| By Robert Neill
I had the privilege to not only speak at length to, but to engage in dialogue with, a number of teenagers a few weeks ago. We were discussing the art of writing in general, in particular the use of similes and metaphors. I suggested some examples. They had no idea of what I was talking about.
Of course, I am "getting pretty long in the tooth" myownself, but still I figured kids today knew something about country living, and about animals other than dogs and cats. I actually had to try to explain some of the sayings that were common in my day, and still are common amongst my generation.

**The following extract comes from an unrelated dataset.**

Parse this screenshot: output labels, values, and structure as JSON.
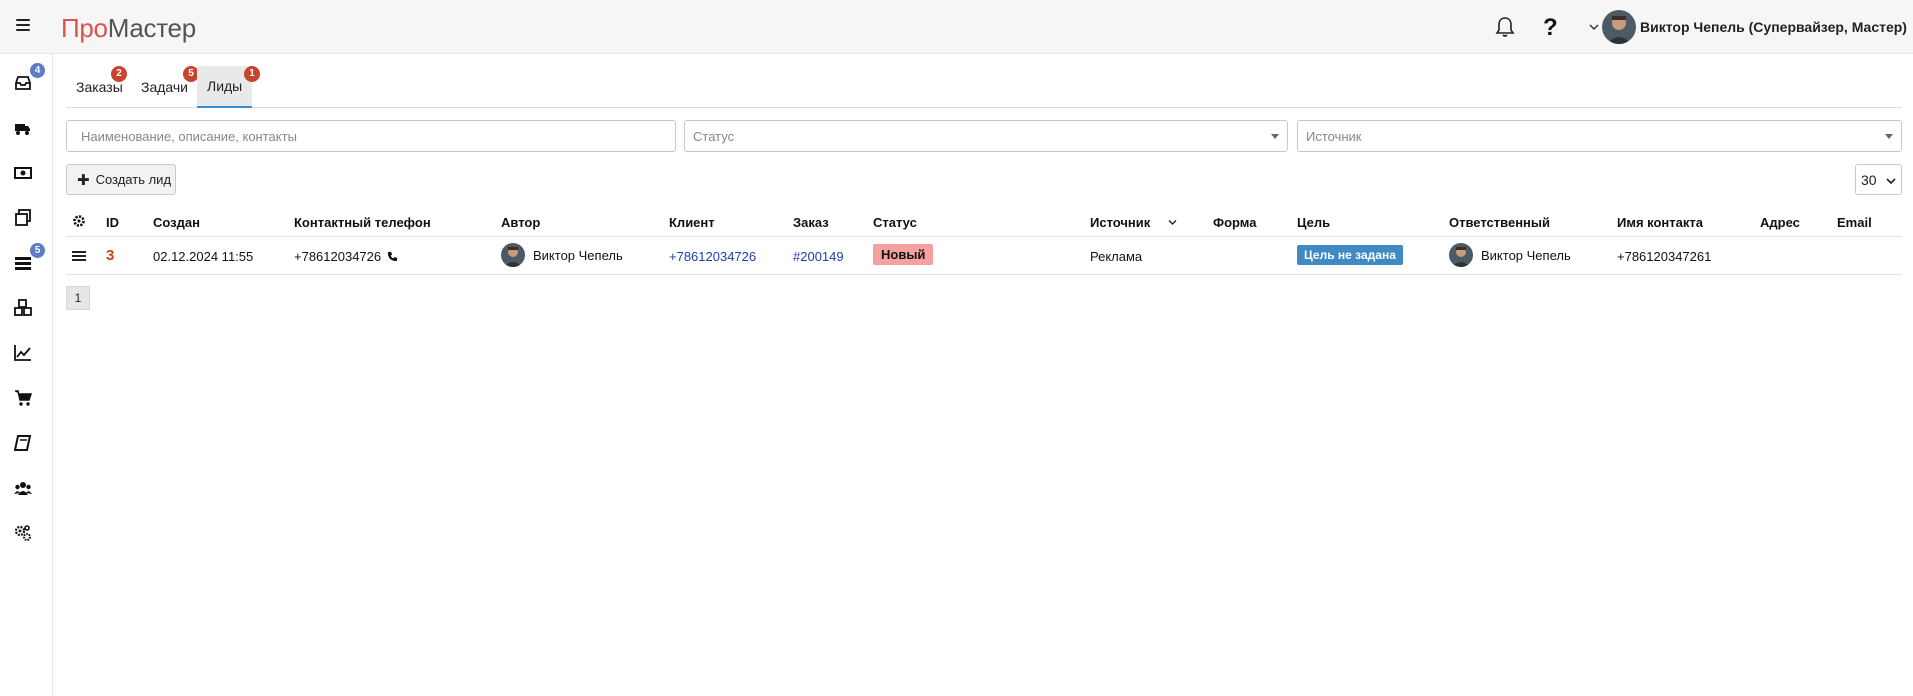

You try explaining to a bunch of teenagers the significance of "He’s happy as a dead pig in the sunshine!" Matter of fact, I’m not sure that I could explain that one to grown-ups. Few of today’s teenagers have ever slopped a hog, and can conjure up no image of the contented "Oink" of a huge porker lying half-submerged in the cooling mud of his pen on a hot summer day. Nor have they any idea of that smell.
"Clumsy as a hog on ice" would also be a foreign concept to most youth. Heck, with the lack of winters these past few years, we might have to explain ice that doesn’t come from a refrigerator! Your Uncle Bob has actually walked across 150 yards of ice on an offshoot of the Mississippi River, to get to my truck on the Arkansas side.
I once saw a couple of The Jakes, Adam and Clif, drive a jeep across the ice of the swamp, knowing that at any second vehicle, guns, and boys would disappear, but they made it.
One time a pack of deer dogs jumped a herd of wild hogs, along with a dozen deer, while I was hunting on the north rim, and from my high perch, I got to see not only hogs on ice, but one big doe actually landed flat on her back when her feet slipped as she hit the ice of the frozen-over lake.
The dogs were in a little better shape, but hogs and deer ain’t made to run on ice! That doe laid there looking "Dead as a doornail" while the dogs slipped and slid by her in pursuit of the rest of the herds.
Most teenagers have never even seen a mule, much less witnessed one eating briars. But I’ve watched mules chomping happily on sawbriars along a fenceline, with their lips pulled back so as to not get stuck.
"Grinnin’ like a mule eatin’ briars" has a meaning for me. I’ve also duck hunted in the Louisiana marshes with a Cajun who bragged that his pirogue could "Follow a sweatin’ mule down a dusty road," and the way he poled us through the marsh muck, I had to believe it.
Some of the small-town teens knew what chickens were, though most youth figure chickens are fist-sized, and smaller, birds with brown on the outside that come in red and white buckets in both regular and crispy species.
Very few connect chickens with feathers, much less believing that they lay eggs. When you say "She’s runnin’ around like a chicken with her head cut off," youngsters can’t conceive of grabbing a pullet by the neck, swinging it around until the body detaches itself, then watching as the fowl selected for Sunday dinner runs around the yard for a few moments without a head.
Actually, I never saw any farm-raised folks cut the head off a chicken; you always wrung their necks. But maybe the town folks chopped their chickens’ heads off.
I grew up in an era when hawks and owls were regarded as predators of the chicken flocks, so I know that owl is white meat and tastes okay.
Yet the expression "Drunk as a boiled owl" still escapes me. Big Robert had been an alcoholic who quit "cold turkey" when I was five, and convinced his sons that "Neill men can’t drink," so we don’t.
However, Daddy worked with AA the rest of his life, and I heard sayings like "Three sheets in the wind and the fourth one flappin’," which is obviously a sailing ship metaphor, and "He’s so drunk, he couldn’t hit the ground with his hat," which tells its own story.
But the one I never figured out was, "He’s drunk as Cooter Brown." Who in the Sam Hill was Cooter Brown? For that matter, who was Sam Hill?
There’s an old expression describing a very hard rain which involves a cow and a flat rock, but we ain’t going there.
Yet we could use a good old "toad drownder" about now, here in the Delta, couldn’t we? Sure as God made little apples, we could!